Strength Fatigue Trends – Fatigue is the number one predictor of injury in baseball pitchers. Pitching while the arm is fatigued results in a 36x increase in the athlete’s risk of injury. By closely tracking your strength numbers through your assessment based arm care program, you will be able to pick up trends of decreasing strength if fatigue is present. It is not the right time to start a velo program when your arm is fatigued, and your strength values are trending down.
Shoulder ROM Trends – Acute changes in shoulder range of motion can be indicative of fatigue. Fatigue is the number one predictor of injury in baseball pitchers. By closely tracking your range of motion through your assessment based arm care program, you will be able to pick up trends of acute or progressive changes indicating fatigue or early injury is likely present.
If you pass the Velocity Screen that is great. But just because your arm checks out, does not mean that you are ready or it is the right time to start a velocity program. Below is the Velocity Checklist that you need to pass prior to beginning a velocity program:
- You are 17 years old or skeletally mature – In skeletally immature adolescents
- the growth plates on the ends of the bones (also known as physic) are still open. This means the athlete is still growing. These growth plates are susceptible to injury which can have long term consequences. If you are 16 or younger and have x-rays to confirm your growth plates are closed you are eligible to proceed with a velocity program.
- No arm pain while throwing – Hopefully this is an obvious point. You never want to throw through pain.
- You are not in-season – During the season; your goal is to properly manage your workloads and recovery periods so that you feel fresh and strong. This is not the time to do a velocity program.
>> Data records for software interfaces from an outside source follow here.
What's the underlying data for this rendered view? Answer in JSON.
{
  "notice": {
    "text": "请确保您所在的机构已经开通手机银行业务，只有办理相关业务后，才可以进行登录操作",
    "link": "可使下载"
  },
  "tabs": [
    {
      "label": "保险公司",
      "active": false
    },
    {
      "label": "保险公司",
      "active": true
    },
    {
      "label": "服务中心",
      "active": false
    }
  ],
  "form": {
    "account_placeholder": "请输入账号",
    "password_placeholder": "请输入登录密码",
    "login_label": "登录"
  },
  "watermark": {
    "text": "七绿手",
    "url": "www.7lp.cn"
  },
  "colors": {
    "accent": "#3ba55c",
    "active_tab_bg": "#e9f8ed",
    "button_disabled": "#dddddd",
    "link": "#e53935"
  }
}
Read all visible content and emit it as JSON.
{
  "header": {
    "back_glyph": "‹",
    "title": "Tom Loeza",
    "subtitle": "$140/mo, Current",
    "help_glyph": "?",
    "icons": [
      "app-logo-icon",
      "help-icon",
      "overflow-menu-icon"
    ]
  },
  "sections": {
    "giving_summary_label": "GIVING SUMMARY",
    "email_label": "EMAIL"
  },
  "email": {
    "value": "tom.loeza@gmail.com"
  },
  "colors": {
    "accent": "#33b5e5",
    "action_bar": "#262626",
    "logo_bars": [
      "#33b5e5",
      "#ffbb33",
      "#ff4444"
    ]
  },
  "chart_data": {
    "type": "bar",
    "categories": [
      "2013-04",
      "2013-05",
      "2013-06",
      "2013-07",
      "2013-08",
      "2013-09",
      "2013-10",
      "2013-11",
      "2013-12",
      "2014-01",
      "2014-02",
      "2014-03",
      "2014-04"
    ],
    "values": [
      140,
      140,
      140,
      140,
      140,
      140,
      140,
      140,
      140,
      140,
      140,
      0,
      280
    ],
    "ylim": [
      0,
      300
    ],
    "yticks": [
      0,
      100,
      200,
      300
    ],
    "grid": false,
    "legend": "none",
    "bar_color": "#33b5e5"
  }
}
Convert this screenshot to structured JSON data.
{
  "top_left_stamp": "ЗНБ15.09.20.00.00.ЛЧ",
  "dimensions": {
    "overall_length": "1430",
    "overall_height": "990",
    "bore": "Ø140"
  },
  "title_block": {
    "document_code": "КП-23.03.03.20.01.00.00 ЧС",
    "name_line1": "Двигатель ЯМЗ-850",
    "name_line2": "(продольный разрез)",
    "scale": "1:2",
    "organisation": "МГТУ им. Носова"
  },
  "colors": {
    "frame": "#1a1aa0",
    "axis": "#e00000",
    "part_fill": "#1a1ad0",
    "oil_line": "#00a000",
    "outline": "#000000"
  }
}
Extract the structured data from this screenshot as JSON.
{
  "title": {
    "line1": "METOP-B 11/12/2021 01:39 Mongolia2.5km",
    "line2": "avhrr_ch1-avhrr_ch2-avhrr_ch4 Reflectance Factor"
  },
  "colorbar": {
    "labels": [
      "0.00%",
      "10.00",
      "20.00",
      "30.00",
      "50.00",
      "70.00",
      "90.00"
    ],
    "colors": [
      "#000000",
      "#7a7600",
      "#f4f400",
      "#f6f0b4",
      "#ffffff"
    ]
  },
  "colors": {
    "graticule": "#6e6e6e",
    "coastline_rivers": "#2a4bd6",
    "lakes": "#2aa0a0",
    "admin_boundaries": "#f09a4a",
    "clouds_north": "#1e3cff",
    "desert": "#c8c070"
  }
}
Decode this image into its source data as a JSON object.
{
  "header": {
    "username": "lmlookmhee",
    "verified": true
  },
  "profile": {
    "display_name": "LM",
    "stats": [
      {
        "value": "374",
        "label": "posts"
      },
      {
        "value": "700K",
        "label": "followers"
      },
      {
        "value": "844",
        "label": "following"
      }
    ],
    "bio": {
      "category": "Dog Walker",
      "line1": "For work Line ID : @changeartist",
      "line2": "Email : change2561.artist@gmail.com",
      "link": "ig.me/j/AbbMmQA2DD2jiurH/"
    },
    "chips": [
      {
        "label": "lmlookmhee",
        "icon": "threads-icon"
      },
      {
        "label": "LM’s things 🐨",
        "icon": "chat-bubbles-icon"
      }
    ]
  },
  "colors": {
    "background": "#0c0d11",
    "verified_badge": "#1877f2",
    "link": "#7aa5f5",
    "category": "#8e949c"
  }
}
Typically velocity programs are done in the off-season training period or the pre-season (60-80 days before the season begins).
- Have been throwing consistently for at least 4 weeks – You need to build a base of throwing prior to engaging in any Velocity Program. Four weeks is the bare minimum. This base also known as chronic load will better prepare your soft tissue for the forces it will encounter during the velocity program.
- Have taken time off if your workload was high last season – If you had a heavy throwing workload last season (80 or more innings) you need to take at least 2 months off from throwing. If this is you – focus on strength training during this down time.
- Baseline of strength & conditioning (minimum 6 months) – You need to build a foundation of strength at least a year; prior to starting a velocity program. Performance strength training is necessary to help protect your body from injury as well as for performance gains. Research has shown that a baseball specific strength program can help you increase throwing velocity by 2% – 4%.
- Baseline of arm care (minimum 3 months) – You need to build a strong and stable foundation around your arm; prior to starting a velocity program. This can be accomplished by following the assessment based arm care in the app. Arm Care will help protect your arm from injury as well as aid in throwing velocity. Research has shown that arm care can help you increase velocity by 2% – 4%.
- Have a qualified coach designing & monitoring your program – You need the guidance of a coach who has a successful track record of conducting velocity programs with positive results. Meaning players are increasing velocity and staying healthy during and after these programs.
- Your throwing mechanics are efficient – Throwing mechanics need to be analyzed on slow motion video and determined to be reasonably efficient by your coach.
- Nutrition & Sleep are essential – Nutrition & sleep are critical in promoting recovery. This is especially important when participating in a velocity program. Nutrition & sleep will not only have an impact on the health of your arm but will also aid in your velocity development.
- Understand & acknowledge that there are risks involved – Whenever you are pushing the limits of human performance there is going to be an inherent risk of injury…no matter how well you have prepared. But you are never going to reach your potential without taking some risks. Risk is a part of player development. The goal with this screen and checklist is to minimize those risks as much as possible.